Here’s what to consider to figure out the best approach for making adjustments ...
Mention the word “change,” and many managers cringe. You know how difficult selling your employees on a new way of doing things can be. But change doesn’t have to be negative. Here’s what to consider to figure out the best approach for making adjustments:
• Consider the scope. Will this program involve everyone in your organization, or is it a minor change affecting only a handful of employees? Take time to review the proposed changes and to contemplate vital issues, such as the number of employees involved, the difficulty of the adjustment, and the timeline for making the changes.
• Consider your culture. Some organizations are speedboats that can quickly shift course, while others are barges that make slow, methodical turns. Think about your organization’s personality and whether systems are in place that will make implementing the proposed changes easy or difficult. How can you take advantage of your organization’s positive attributes or offset its negative characteristics?
• Consider the risk. How high are the stakes? Go into the change process with a full understanding of what’s at risk for your organization, your employees, and your career as a manager. Be honest with your team about how these proposed changes could impact their work lives.
• Consider the personalities. Change affects different people in different ways, requiring managers to adjust their approach accordingly. Try to identify employees who may become change champions, those who may need gentle prodding, and those who may become obstacles. Devise strategies for dealing with a variety of possible reactions.
• Consider your tactics.

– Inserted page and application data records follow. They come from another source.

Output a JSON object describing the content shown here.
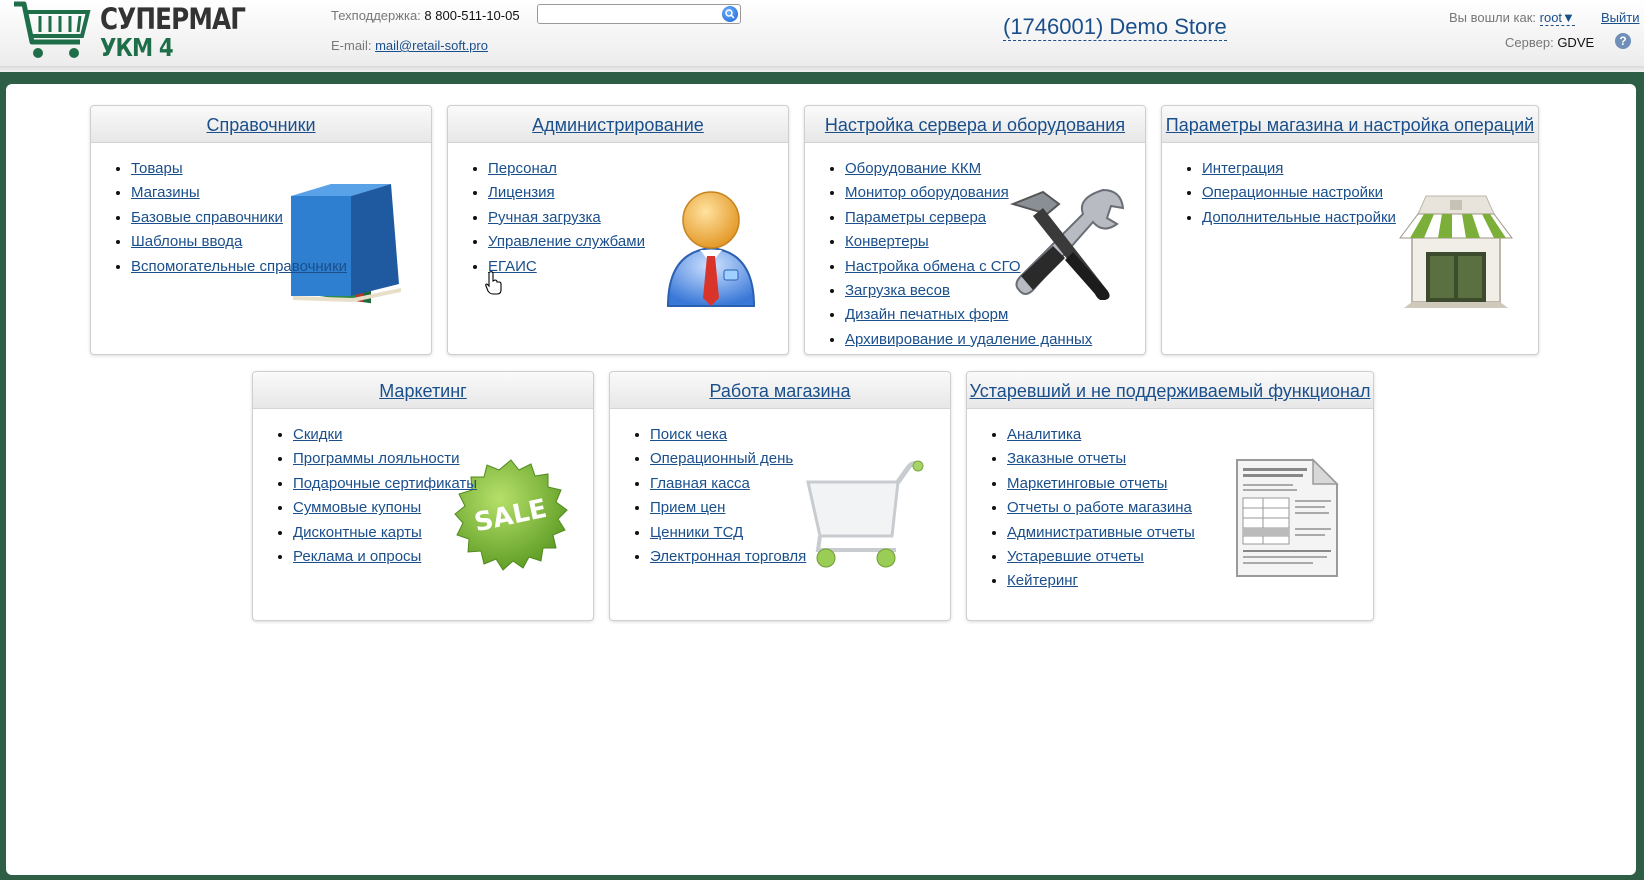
{
  "header": {
    "logo_line1": "СУПЕРМАГ",
    "logo_line2": "УКМ 4",
    "support_label": "Техподдержка:",
    "support_phone": "8 800-511-10-05",
    "email_label": "E-mail:",
    "email": "mail@retail-soft.pro",
    "search_placeholder": "",
    "store_title": "(1746001) Demo Store",
    "logged_in_label": "Вы вошли как:",
    "user": "root▼",
    "logout": "Выйти",
    "server_label": "Сервер:",
    "server": "GDVE",
    "help": "?"
  },
  "panels": [
    {
      "title": "Справочники",
      "icon": "books-icon",
      "items": [
        "Товары",
        "Магазины",
        "Базовые справочники",
        "Шаблоны ввода",
        "Вспомогательные справочники"
      ]
    },
    {
      "title": "Администрирование",
      "icon": "admin-user-icon",
      "items": [
        "Персонал",
        "Лицензия",
        "Ручная загрузка",
        "Управление службами",
        "ЕГАИС"
      ]
    },
    {
      "title": "Настройка сервера и оборудования",
      "icon": "tools-icon",
      "items": [
        "Оборудование ККМ",
        "Монитор оборудования",
        "Параметры сервера",
        "Конвертеры",
        "Настройка обмена с СГО",
        "Загрузка весов",
        "Дизайн печатных форм",
        "Архивирование и удаление данных"
      ]
    },
    {
      "title": "Параметры магазина и настройка операций",
      "icon": "shop-icon",
      "items": [
        "Интеграция",
        "Операционные настройки",
        "Дополнительные настройки"
      ]
    },
    {
      "title": "Маркетинг",
      "icon": "sale-badge-icon",
      "badge_text": "SALE",
      "items": [
        "Скидки",
        "Программы лояльности",
        "Подарочные сертификаты",
        "Суммовые купоны",
        "Дисконтные карты",
        "Реклама и опросы"
      ]
    },
    {
      "title": "Работа магазина",
      "icon": "shopping-cart-icon",
      "items": [
        "Поиск чека",
        "Операционный день",
        "Главная касса",
        "Прием цен",
        "Ценники ТСД",
        "Электронная торговля"
      ]
    },
    {
      "title": "Устаревший и не поддерживаемый функционал",
      "icon": "document-icon",
      "items": [
        "Аналитика",
        "Заказные отчеты",
        "Маркетинговые отчеты",
        "Отчеты о работе магазина",
        "Административные отчеты",
        "Устаревшие отчеты",
        "Кейтеринг"
      ]
    }
  ],
  "colors": {
    "background": "#2e5e45",
    "link": "#1a4f8c",
    "brand_green": "#1f6e4a"
  }
}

Now that you’ve examined the change itself, the nature of your organization, and the personalities involved, you’re ready to come up with a plan for moving forward and to identify ways to counter possible resistance.
—Adapted from the OI Partners website